TASK DESCRIPTION
Please return the full listing word for word, leaving out any pictures.
/---
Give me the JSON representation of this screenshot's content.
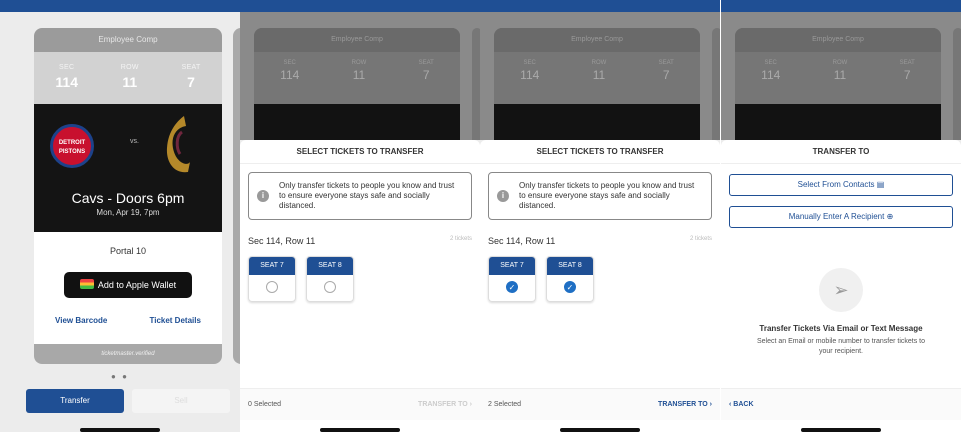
{
  "screen1": {
    "card_header": "Employee Comp",
    "sec_label": "SEC",
    "sec_value": "114",
    "row_label": "ROW",
    "row_value": "11",
    "seat_label": "SEAT",
    "seat_value": "7",
    "home_logo_text": "DETROIT PISTONS",
    "vs": "vs.",
    "event_title": "Cavs - Doors 6pm",
    "event_date": "Mon, Apr 19, 7pm",
    "portal": "Portal 10",
    "wallet_label": "Add to Apple Wallet",
    "view_barcode": "View Barcode",
    "ticket_details": "Ticket Details",
    "tm_verified": "ticketmaster.verified",
    "pager": "● ●",
    "transfer_label": "Transfer",
    "sell_label": "Sell"
  },
  "screen2": {
    "sheet_title": "SELECT TICKETS TO TRANSFER",
    "notice": "Only transfer tickets to people you know and trust to ensure everyone stays safe and socially distanced.",
    "section": "Sec 114, Row 11",
    "ticket_count": "2 tickets",
    "seat_a": "SEAT 7",
    "seat_b": "SEAT 8",
    "selected": "0 Selected",
    "transfer_to": "TRANSFER TO"
  },
  "screen3": {
    "sheet_title": "SELECT TICKETS TO TRANSFER",
    "notice": "Only transfer tickets to people you know and trust to ensure everyone stays safe and socially distanced.",
    "section": "Sec 114, Row 11",
    "ticket_count": "2 tickets",
    "seat_a": "SEAT 7",
    "seat_b": "SEAT 8",
    "selected": "2 Selected",
    "transfer_to": "TRANSFER TO"
  },
  "screen4": {
    "sheet_title": "TRANSFER TO",
    "from_contacts": "Select From Contacts",
    "manual": "Manually Enter A Recipient",
    "heading": "Transfer Tickets Via Email or Text Message",
    "sub": "Select an Email or mobile number to transfer tickets to your recipient.",
    "back": "BACK"
  },
  "background_dim": {
    "card_header": "Employee Comp",
    "sec": "114",
    "row": "11",
    "seat": "7"
  },
  "colors": {
    "accent": "#1f4f94",
    "check": "#1f6fc4"
  }
}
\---
OUTPUT BELOW
Give me the JSON representation of this screenshot's content.
{
  "screen1": {
    "card_header": "Employee Comp",
    "sec_label": "SEC",
    "sec_value": "114",
    "row_label": "ROW",
    "row_value": "11",
    "seat_label": "SEAT",
    "seat_value": "7",
    "home_logo_text": "DETROIT PISTONS",
    "vs": "vs.",
    "event_title": "Cavs - Doors 6pm",
    "event_date": "Mon, Apr 19, 7pm",
    "portal": "Portal 10",
    "wallet_label": "Add to Apple Wallet",
    "view_barcode": "View Barcode",
    "ticket_details": "Ticket Details",
    "tm_verified": "ticketmaster.verified",
    "pager": "● ●",
    "transfer_label": "Transfer",
    "sell_label": "Sell"
  },
  "screen2": {
    "sheet_title": "SELECT TICKETS TO TRANSFER",
    "notice": "Only transfer tickets to people you know and trust to ensure everyone stays safe and socially distanced.",
    "section": "Sec 114, Row 11",
    "ticket_count": "2 tickets",
    "seat_a": "SEAT 7",
    "seat_b": "SEAT 8",
    "selected": "0 Selected",
    "transfer_to": "TRANSFER TO"
  },
  "screen3": {
    "sheet_title": "SELECT TICKETS TO TRANSFER",
    "notice": "Only transfer tickets to people you know and trust to ensure everyone stays safe and socially distanced.",
    "section": "Sec 114, Row 11",
    "ticket_count": "2 tickets",
    "seat_a": "SEAT 7",
    "seat_b": "SEAT 8",
    "selected": "2 Selected",
    "transfer_to": "TRANSFER TO"
  },
  "screen4": {
    "sheet_title": "TRANSFER TO",
    "from_contacts": "Select From Contacts",
    "manual": "Manually Enter A Recipient",
    "heading": "Transfer Tickets Via Email or Text Message",
    "sub": "Select an Email or mobile number to transfer tickets to your recipient.",
    "back": "BACK"
  },
  "background_dim": {
    "card_header": "Employee Comp",
    "sec": "114",
    "row": "11",
    "seat": "7"
  },
  "colors": {
    "accent": "#1f4f94",
    "check": "#1f6fc4"
  }
}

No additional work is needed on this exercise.